And now comes the fun (and time-consuming) part.
With the scissors, cut the early draft into individual sentences. Then begin reading through the final draft. Wherever material from the early version appears in the final one, tape the relevant strips from the early draft onto the right side of the chart paper. You might need to cut whole sentences into clauses or fragments. Matches don’t have to be verbatim. Use the markers to draw lines between words, phrases, or concepts connecting the two versions, and to otherwise annotate and clarify how the various elements on a given sheet relate to each other.
The result might look something like this:
A few things to look for and ponder – preferably with your coauthor(s) at a big conference table where you can stand back and see the sheets as a set:
- do differences in respective line numbers appear to exhibit a pattern (e.g., high numbers in the early draft now correspond to low numbers in the final draft), or does the right side of each sheet look like it was attacked by a random number generator? either way, what does that convey about how one draft is organized relative to the other? how does the reconstituted early draft reveal structure(s) in the final?
- how much of the early draft do you have left over? what do those remaining scraps contain? why isn’t that content in the final draft? (and you might be surprised at how much of the early draft is still in the final, especially if they read very differently…)
- what role does each section of the document perform? why is the final draft arranged the way it is? (or, looking again, should you take the scissors to it, too?)
The added benefit of taking a pair of scissors to a draft you’ve labored over is the reminder – the tactile reminder – that the manuscript is an object, and is best regarded with objectivity. You can cut it up because it’s just a thing – it’s not an extension of your person, or of you as a person. It is a representation of your good idea; if it’s not representing your idea well, then the document needs to change until it does what it’s supposed to do.
(My first experience of an exercise like this was in a workshop on personal essays. We’d spent 72 hours pouring our hearts into 1500 words about our grandmothers, friends, a memory beloved or sensitive. We thought we were done. Then we were handed scissors and told to hack the whole thing into its constituent parts and experiment with different ways to tape it back together. Some people are more comfortable with that initial confrontation with objectivity than others.)
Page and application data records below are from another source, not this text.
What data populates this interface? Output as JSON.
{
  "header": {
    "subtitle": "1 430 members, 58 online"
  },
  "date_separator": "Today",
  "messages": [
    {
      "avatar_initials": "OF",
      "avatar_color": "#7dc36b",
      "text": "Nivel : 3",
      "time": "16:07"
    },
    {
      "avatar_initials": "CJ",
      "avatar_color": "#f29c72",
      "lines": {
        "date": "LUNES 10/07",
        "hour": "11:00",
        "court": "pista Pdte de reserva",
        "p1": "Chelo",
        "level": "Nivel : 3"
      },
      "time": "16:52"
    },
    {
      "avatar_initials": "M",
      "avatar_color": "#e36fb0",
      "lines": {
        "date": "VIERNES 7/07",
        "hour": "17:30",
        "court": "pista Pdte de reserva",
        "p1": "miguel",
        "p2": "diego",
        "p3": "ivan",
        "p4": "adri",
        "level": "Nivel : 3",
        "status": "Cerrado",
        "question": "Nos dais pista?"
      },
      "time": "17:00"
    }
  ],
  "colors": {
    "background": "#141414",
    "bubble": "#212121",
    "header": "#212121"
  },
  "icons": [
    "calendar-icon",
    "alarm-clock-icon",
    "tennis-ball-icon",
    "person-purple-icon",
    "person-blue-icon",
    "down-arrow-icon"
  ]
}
If you try it, give me a shout. I’d be interested to hear about how it went – what worked, what didn’t, what surprised you.